Jazz bassist and singer Esperanza Spalding won the Grammy for best new artist in 2011, becoming the first jazz musician to win the award. The 33-year-old musical prodigy has released five albums and appears to push the boundaries farther with each one.
Her sixth album, "Exposure," was created from scratch in just over three days. And as if that wasn't daunting enough, she decided to let the whole world watch. For 77 straight hours in September, every second of her writing and recording process – the good, the bad and the ugly – was streamed on Facebook Live.
"In theory, before we went in, it felt awesome. Then on day one, when I walked into the studio, I was like 'this was a stupid idea,'" she told CBS News' Anthony Mason.
Spalding was seeking pure spontaneity.
"You have to have a lot of confidence to do that, though," Mason said.
"Yeah, or just foolishness. And I think they're closely allied in the psyche — the fool and the hero," she joked. "You have to be willing to be heard not being cool, smart, on it, or brilliant. A big element of this was just accepting that wholeheartedly."
Growing up in Portland, Oregon, Spalding started playing violin at age four.
"Not because I was in love with the instrument, but because I had seen Yo Yo Ma perform on 'Mister Rogers' Neighborhood' and I didn't know the word 'cello.' So, I said, 'Mom, mom, mom, mom. I wanna play the violin,'" Spalding recalled.
Within a year, she was playing with a chamber music orchestra.
"It was such a heightened experience compared to everything else that I felt as a kid. I wanted to get it again and again. I wanted to be in that environment," Spalding said.
Her debut album, "Esperanza," released in 2008, spent 78 weeks on the Billboard jazz chart.
She was invited to perform at the White House and then she won that best new artist Grammy, beating out, among others, Justin Bieber.
"My brother cried. That was the best part," she said. "He's so stoic."

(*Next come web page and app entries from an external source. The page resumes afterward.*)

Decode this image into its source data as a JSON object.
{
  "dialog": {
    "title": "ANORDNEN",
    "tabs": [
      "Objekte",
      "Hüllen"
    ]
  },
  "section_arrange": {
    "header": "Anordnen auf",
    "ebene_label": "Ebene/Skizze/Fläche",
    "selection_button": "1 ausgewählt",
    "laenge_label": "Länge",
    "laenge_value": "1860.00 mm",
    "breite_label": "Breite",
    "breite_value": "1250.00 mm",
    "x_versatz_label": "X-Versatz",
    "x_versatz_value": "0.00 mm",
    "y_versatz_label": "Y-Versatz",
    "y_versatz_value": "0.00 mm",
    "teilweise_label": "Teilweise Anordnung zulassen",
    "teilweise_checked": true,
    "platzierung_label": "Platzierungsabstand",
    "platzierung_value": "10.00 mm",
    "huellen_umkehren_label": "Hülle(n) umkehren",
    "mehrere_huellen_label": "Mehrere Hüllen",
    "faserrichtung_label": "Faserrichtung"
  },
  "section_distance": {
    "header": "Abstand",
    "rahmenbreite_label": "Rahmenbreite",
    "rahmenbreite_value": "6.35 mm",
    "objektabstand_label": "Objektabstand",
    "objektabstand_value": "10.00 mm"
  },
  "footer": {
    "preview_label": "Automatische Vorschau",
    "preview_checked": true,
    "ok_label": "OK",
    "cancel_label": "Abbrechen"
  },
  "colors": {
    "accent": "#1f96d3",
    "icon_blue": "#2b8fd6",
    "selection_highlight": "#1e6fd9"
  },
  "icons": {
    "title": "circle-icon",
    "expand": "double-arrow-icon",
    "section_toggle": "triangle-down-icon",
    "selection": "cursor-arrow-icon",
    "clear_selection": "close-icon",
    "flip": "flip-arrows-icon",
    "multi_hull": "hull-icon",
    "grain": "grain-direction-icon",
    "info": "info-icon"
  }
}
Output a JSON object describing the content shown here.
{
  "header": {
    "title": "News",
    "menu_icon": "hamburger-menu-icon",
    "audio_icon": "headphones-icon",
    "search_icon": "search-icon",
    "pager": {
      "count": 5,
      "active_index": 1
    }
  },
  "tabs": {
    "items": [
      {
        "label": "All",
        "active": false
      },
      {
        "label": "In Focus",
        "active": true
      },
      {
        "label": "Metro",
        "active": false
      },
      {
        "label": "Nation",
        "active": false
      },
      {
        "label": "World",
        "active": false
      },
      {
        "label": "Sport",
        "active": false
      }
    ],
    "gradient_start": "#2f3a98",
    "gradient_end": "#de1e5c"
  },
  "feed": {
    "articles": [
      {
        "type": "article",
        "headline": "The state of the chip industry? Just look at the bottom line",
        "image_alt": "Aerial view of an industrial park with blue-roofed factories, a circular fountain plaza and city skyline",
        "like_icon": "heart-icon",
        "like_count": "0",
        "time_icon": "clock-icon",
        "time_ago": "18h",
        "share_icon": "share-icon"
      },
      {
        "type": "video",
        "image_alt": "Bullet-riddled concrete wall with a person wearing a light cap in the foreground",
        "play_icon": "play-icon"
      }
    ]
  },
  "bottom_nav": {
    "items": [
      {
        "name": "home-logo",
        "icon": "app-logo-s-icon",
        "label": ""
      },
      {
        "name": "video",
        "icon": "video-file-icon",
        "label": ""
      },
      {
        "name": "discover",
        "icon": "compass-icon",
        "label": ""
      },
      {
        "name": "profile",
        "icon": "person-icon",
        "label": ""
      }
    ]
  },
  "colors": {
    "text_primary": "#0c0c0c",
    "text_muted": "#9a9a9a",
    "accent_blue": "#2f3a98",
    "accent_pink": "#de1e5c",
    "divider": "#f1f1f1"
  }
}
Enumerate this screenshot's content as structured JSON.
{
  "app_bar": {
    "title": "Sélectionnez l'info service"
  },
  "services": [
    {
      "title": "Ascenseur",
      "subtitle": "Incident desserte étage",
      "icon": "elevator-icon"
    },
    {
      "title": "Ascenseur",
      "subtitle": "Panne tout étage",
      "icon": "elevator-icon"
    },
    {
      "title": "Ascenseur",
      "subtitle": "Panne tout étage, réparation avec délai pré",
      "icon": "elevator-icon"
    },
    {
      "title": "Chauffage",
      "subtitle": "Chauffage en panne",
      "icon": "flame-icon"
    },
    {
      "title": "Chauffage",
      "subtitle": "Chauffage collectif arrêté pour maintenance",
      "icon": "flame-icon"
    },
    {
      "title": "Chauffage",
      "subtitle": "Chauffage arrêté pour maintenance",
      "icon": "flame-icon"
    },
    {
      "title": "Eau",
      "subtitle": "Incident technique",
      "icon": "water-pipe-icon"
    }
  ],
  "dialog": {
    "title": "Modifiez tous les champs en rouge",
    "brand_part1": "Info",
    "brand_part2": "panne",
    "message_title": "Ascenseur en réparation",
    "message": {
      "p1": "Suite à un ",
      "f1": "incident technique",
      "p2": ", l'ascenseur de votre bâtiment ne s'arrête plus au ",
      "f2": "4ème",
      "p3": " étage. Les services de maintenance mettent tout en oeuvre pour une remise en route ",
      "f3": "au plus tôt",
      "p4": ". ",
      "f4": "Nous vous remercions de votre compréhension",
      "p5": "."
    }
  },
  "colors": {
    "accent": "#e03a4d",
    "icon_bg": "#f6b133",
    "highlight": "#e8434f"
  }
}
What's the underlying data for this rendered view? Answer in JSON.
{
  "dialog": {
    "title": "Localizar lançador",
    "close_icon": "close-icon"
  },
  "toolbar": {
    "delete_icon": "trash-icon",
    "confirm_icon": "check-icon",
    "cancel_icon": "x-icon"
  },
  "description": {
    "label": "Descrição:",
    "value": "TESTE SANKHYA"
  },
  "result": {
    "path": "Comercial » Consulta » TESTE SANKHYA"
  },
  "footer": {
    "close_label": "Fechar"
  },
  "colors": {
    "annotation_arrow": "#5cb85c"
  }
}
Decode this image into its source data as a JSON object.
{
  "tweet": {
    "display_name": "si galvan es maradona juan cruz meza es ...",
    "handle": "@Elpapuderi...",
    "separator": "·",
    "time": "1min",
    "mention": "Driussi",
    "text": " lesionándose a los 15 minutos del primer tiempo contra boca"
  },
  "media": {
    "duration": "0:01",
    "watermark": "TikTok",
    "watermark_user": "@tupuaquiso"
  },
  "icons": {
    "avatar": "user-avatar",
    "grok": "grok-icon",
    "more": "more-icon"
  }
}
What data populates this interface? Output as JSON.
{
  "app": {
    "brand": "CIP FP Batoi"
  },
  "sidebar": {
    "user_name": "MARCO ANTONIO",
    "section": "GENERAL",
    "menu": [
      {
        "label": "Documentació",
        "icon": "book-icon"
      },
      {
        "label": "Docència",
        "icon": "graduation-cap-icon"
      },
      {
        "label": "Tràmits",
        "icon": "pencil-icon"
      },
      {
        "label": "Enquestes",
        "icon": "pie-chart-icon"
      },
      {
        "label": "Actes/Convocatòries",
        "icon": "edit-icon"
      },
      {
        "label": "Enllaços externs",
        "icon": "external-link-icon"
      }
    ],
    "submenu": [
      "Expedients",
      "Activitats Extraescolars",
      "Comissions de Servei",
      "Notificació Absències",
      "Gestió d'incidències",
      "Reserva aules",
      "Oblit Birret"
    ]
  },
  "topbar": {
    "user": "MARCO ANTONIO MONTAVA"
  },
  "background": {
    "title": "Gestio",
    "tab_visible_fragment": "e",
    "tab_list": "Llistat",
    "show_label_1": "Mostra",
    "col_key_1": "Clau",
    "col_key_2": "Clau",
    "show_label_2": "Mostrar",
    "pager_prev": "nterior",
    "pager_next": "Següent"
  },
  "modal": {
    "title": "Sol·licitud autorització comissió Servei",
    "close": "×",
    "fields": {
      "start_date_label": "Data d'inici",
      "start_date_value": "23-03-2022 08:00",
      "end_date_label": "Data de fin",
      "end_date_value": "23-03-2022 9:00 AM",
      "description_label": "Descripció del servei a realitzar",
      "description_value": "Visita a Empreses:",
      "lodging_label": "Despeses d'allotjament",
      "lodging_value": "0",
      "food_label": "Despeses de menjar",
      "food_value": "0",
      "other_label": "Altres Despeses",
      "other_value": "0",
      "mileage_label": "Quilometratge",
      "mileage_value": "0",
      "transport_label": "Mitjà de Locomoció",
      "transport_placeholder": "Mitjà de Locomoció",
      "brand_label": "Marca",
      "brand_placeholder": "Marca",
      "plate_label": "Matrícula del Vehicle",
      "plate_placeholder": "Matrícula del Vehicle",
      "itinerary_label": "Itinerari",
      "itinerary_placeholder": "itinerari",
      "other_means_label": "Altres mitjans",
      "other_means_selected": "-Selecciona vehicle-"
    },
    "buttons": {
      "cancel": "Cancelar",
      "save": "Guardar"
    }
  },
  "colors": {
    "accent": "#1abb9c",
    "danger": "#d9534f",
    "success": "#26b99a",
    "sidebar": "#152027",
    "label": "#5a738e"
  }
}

"It opened up so much stuff in such a ridiculously major way."
She will release just 7,777 CD and vinyl copies of the new record. They were sold out before the session even started.
"I put that in place to kind of keep me committed 'cause I knew I was gonna get scared right before it was time to jump," Spalding said.
And scared she was. She was afraid of being a loser.
Spalding says she took inspiration from her idol, the great saxophonist Wayne Shorter.
"Somebody asked him, like, 'Can you define jazz for us?' And he said, 'Yeah, jazz means I dare you,'" she said. "That's what we did for 77 hours. We just dared."
Spalding's new album will be shipped to the 7,777 customers soon.